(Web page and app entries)
★ ★ ★ ★ ★ ★ ★

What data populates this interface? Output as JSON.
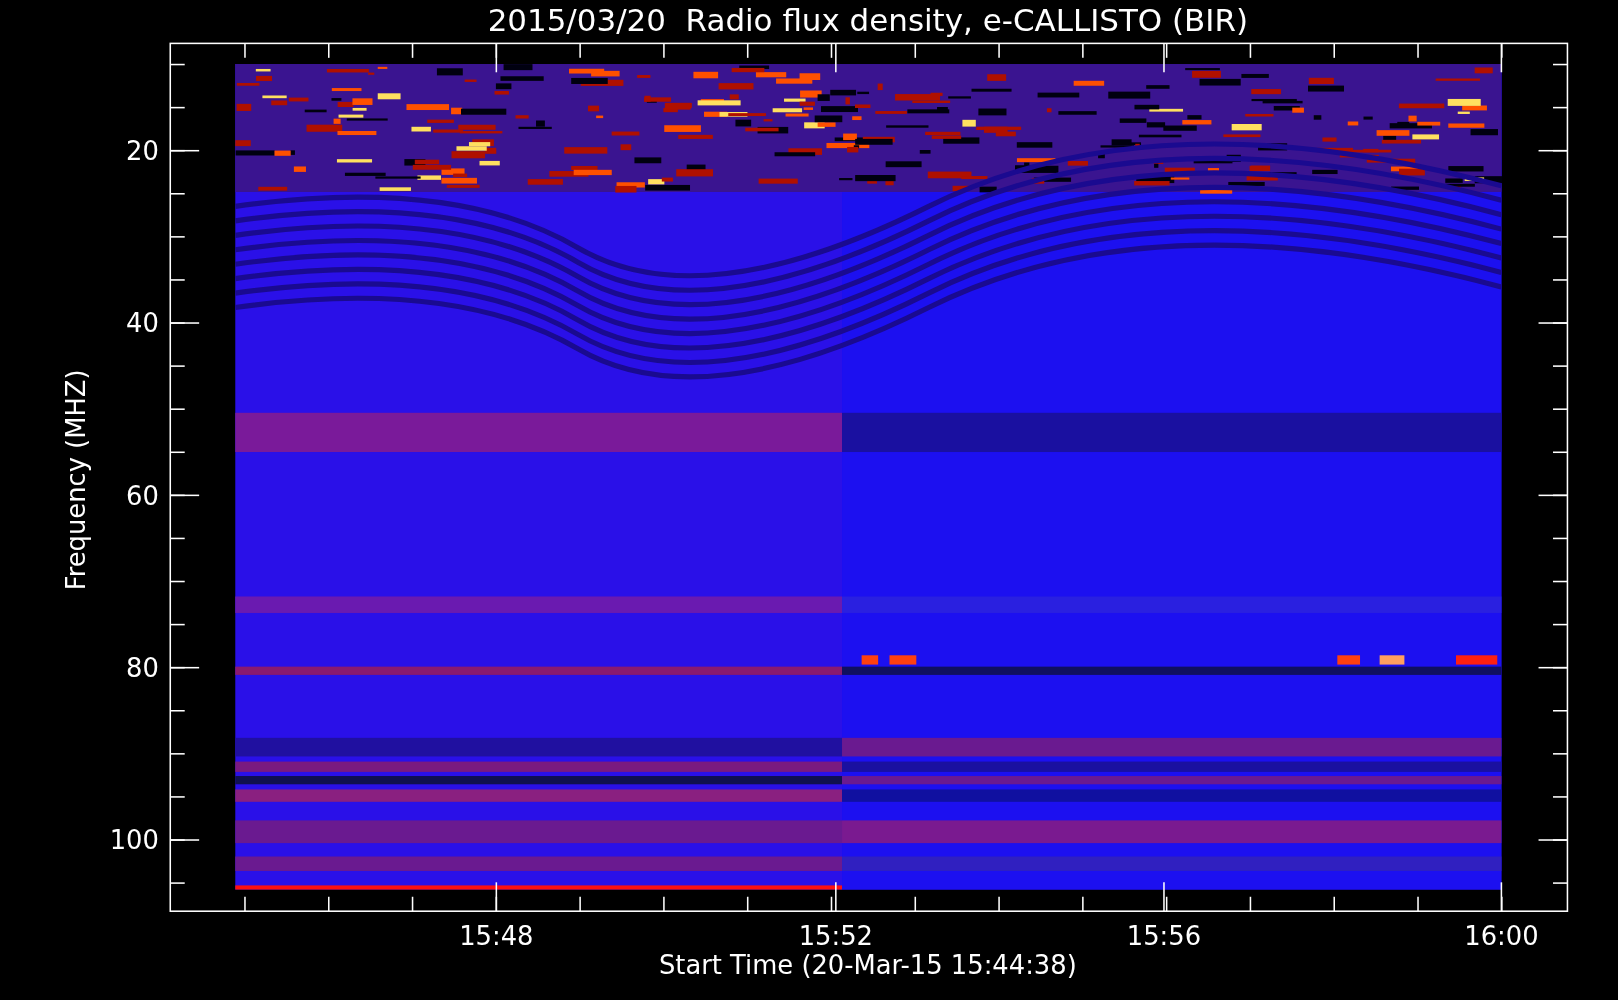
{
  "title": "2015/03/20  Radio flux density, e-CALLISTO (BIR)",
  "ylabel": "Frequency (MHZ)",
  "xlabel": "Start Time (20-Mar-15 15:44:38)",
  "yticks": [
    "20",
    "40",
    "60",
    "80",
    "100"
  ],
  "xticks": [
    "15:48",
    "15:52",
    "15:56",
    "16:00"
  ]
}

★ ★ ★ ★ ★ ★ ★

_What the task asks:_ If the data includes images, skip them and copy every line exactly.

_Solution to this task:_
What data populates this interface? Output as JSON.
{
  "title": "2015/03/20  Radio flux density, e-CALLISTO (BIR)",
  "ylabel": "Frequency (MHZ)",
  "xlabel": "Start Time (20-Mar-15 15:44:38)",
  "yticks": [
    "20",
    "40",
    "60",
    "80",
    "100"
  ],
  "xticks": [
    "15:48",
    "15:52",
    "15:56",
    "16:00"
  ]
}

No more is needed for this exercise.